The Tribune left a message for Merrick last week and called her office twice Wednesday.
Merrick’s post took on a life of its own, getting passed around the Internet and talked about widely throughout the state. Several tribal governments responded by condemning Cramer’s comments and demanding he address the issues with them.
Janelle Moos, executive director of CAWS North Dakota, the statewide membership organization representing domestic violence and sexual assault crisis centers, backed up Merrick’s recitation of the events, though she added there is no recording of the meeting.
“I tried to redirect him (Cramer) at least three times and so did my board president,” Moos said.
However, Moos said, she is glad to have Cramer’s support. He voted for VAWA, and Moos has met with him since the meeting at which he argued about the tribal provision. She plans more meetings with him in the future, here and in Washington, D.C., to discuss the law’s impact on North Dakota women.
“We are really poised to move forward,” she said.
Cramer, in an interview Wednesday with the Tribune, said he apologizes for the altercation.
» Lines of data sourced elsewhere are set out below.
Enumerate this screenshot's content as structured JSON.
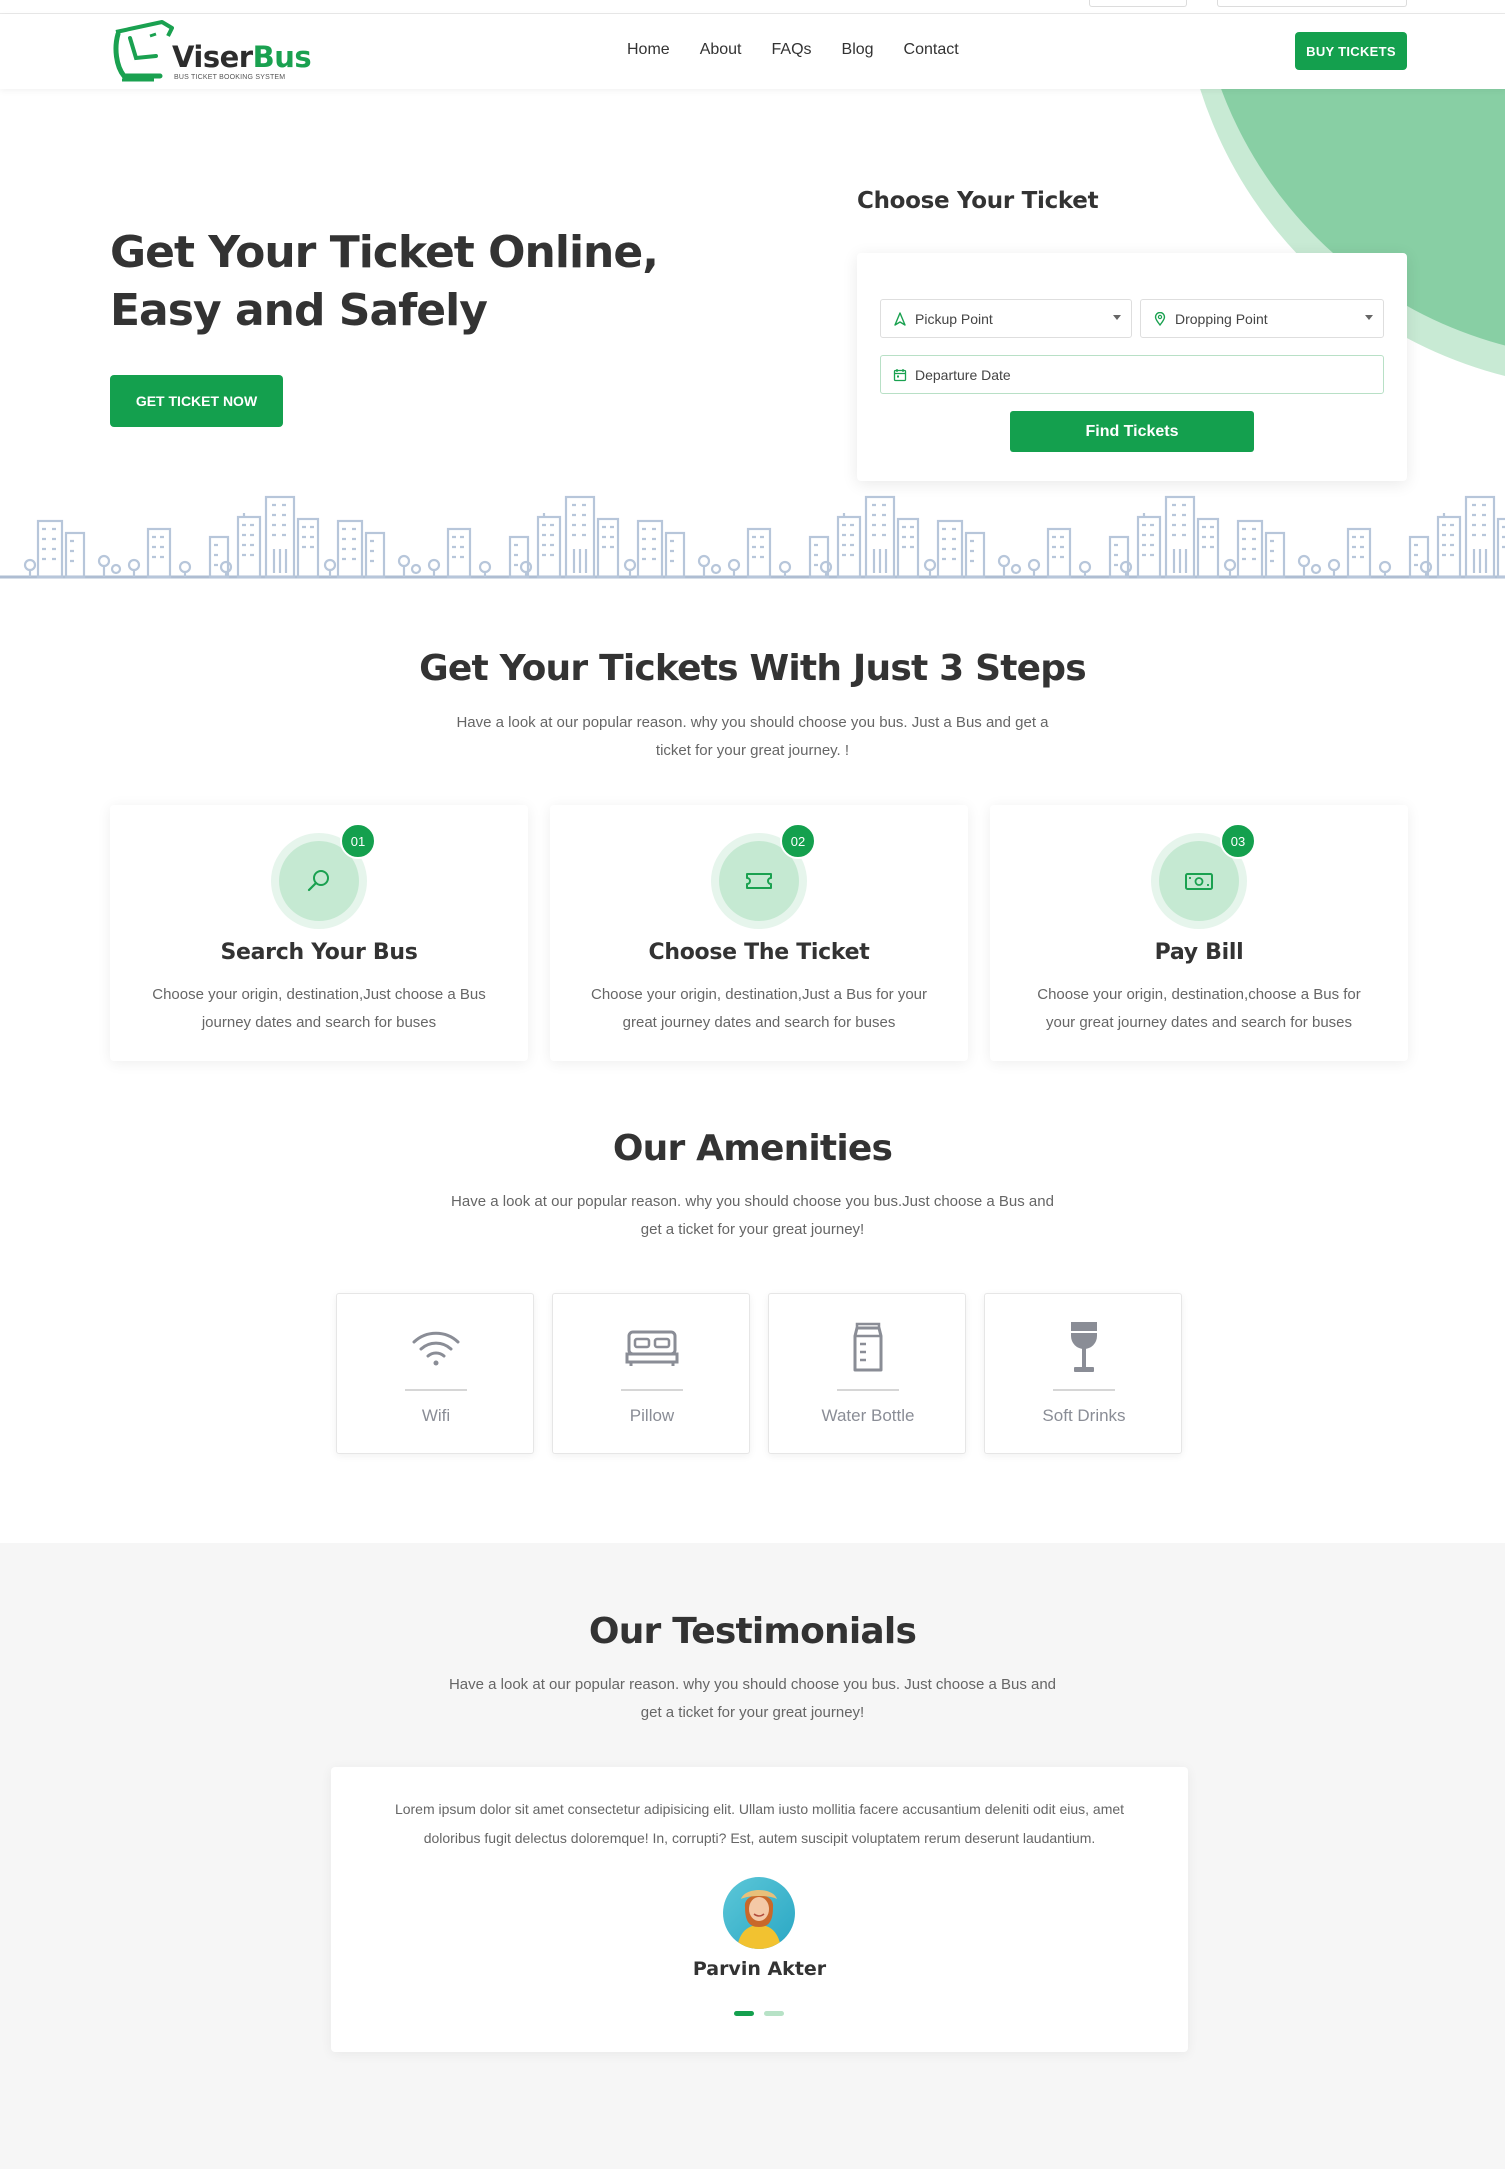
{
  "brand": {
    "name_part1": "Viser",
    "name_part2": "Bus",
    "tagline": "BUS TICKET BOOKING SYSTEM",
    "accent": "#14a04e",
    "accent_light": "#88cfa4"
  },
  "nav": {
    "items": [
      "Home",
      "About",
      "FAQs",
      "Blog",
      "Contact"
    ],
    "buy_label": "BUY TICKETS"
  },
  "hero": {
    "title_line1": "Get Your Ticket Online,",
    "title_line2": "Easy and Safely",
    "cta_label": "GET TICKET NOW"
  },
  "booking": {
    "title": "Choose Your Ticket",
    "pickup_placeholder": "Pickup Point",
    "dropping_placeholder": "Dropping Point",
    "date_placeholder": "Departure Date",
    "find_label": "Find Tickets"
  },
  "steps": {
    "title": "Get Your Tickets With Just 3 Steps",
    "sub_line1": "Have a look at our popular reason. why you should choose you bus. Just a Bus and get a",
    "sub_line2": "ticket for your great journey. !",
    "items": [
      {
        "num": "01",
        "icon": "search-icon",
        "title": "Search Your Bus",
        "desc1": "Choose your origin, destination,Just choose a Bus",
        "desc2": "journey dates and search for buses"
      },
      {
        "num": "02",
        "icon": "ticket-icon",
        "title": "Choose The Ticket",
        "desc1": "Choose your origin, destination,Just a Bus for your",
        "desc2": "great journey dates and search for buses"
      },
      {
        "num": "03",
        "icon": "money-icon",
        "title": "Pay Bill",
        "desc1": "Choose your origin, destination,choose a Bus for",
        "desc2": "your great journey dates and search for buses"
      }
    ]
  },
  "amenities": {
    "title": "Our Amenities",
    "sub_line1": "Have a look at our popular reason. why you should choose you bus.Just choose a Bus and",
    "sub_line2": "get a ticket for your great journey!",
    "items": [
      {
        "icon": "wifi-icon",
        "label": "Wifi"
      },
      {
        "icon": "bed-icon",
        "label": "Pillow"
      },
      {
        "icon": "bottle-icon",
        "label": "Water Bottle"
      },
      {
        "icon": "glass-icon",
        "label": "Soft Drinks"
      }
    ]
  },
  "testimonials": {
    "title": "Our Testimonials",
    "sub_line1": "Have a look at our popular reason. why you should choose you bus. Just choose a Bus and",
    "sub_line2": "get a ticket for your great journey!",
    "quote_line1": "Lorem ipsum dolor sit amet consectetur adipisicing elit. Ullam iusto mollitia facere accusantium deleniti odit eius, amet",
    "quote_line2": "doloribus fugit delectus doloremque! In, corrupti? Est, autem suscipit voluptatem rerum deserunt laudantium.",
    "person": "Parvin Akter"
  }
}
While he disputes that he called tribal councils dysfunctional, he said he gives Merrick the benefit of the doubt that she understood him to say that.
“We were clearly not talking on the same wavelength, and for that, I take responsibility,” he said.
Since the meeting, Cramer said he has talked to several tribal chairmen from North Dakota, as well as tribal members from around the country. He said Tex Hall, chairman of the Three Affiliated Tribes, plans to set up a meeting where Cramer can meet with representatives of the state’s tribes. Hall was out of the office Wednesday for a family funeral.
Cramer said he is not opposed to the tribal provision, but he is concerned that it was written in a way that could lead a court to deem it unconstitutional. His contentions are that there should be an appeal process that could move a case against a non-member into federal court, and that the provision requires more due process rights for nonmembers than for tribal members.
Still, Cramer spoke in favor of VAWA on the House floor and in meetings with other Republicans, and he was one of 87 Republicans in the House to vote in favor of renewing the law. He said he wants to keep working on it so Native American women have the protections they need “and to make it so that it doesn’t get overturned.” Cramer said he also will continue to support more law enforcement resources for tribes.
“I wouldn’t have voted for it if I hadn’t wanted it to pass,” he said.
Reach Jenny Michael at 701-250-8225 or firstname.lastname@example.org.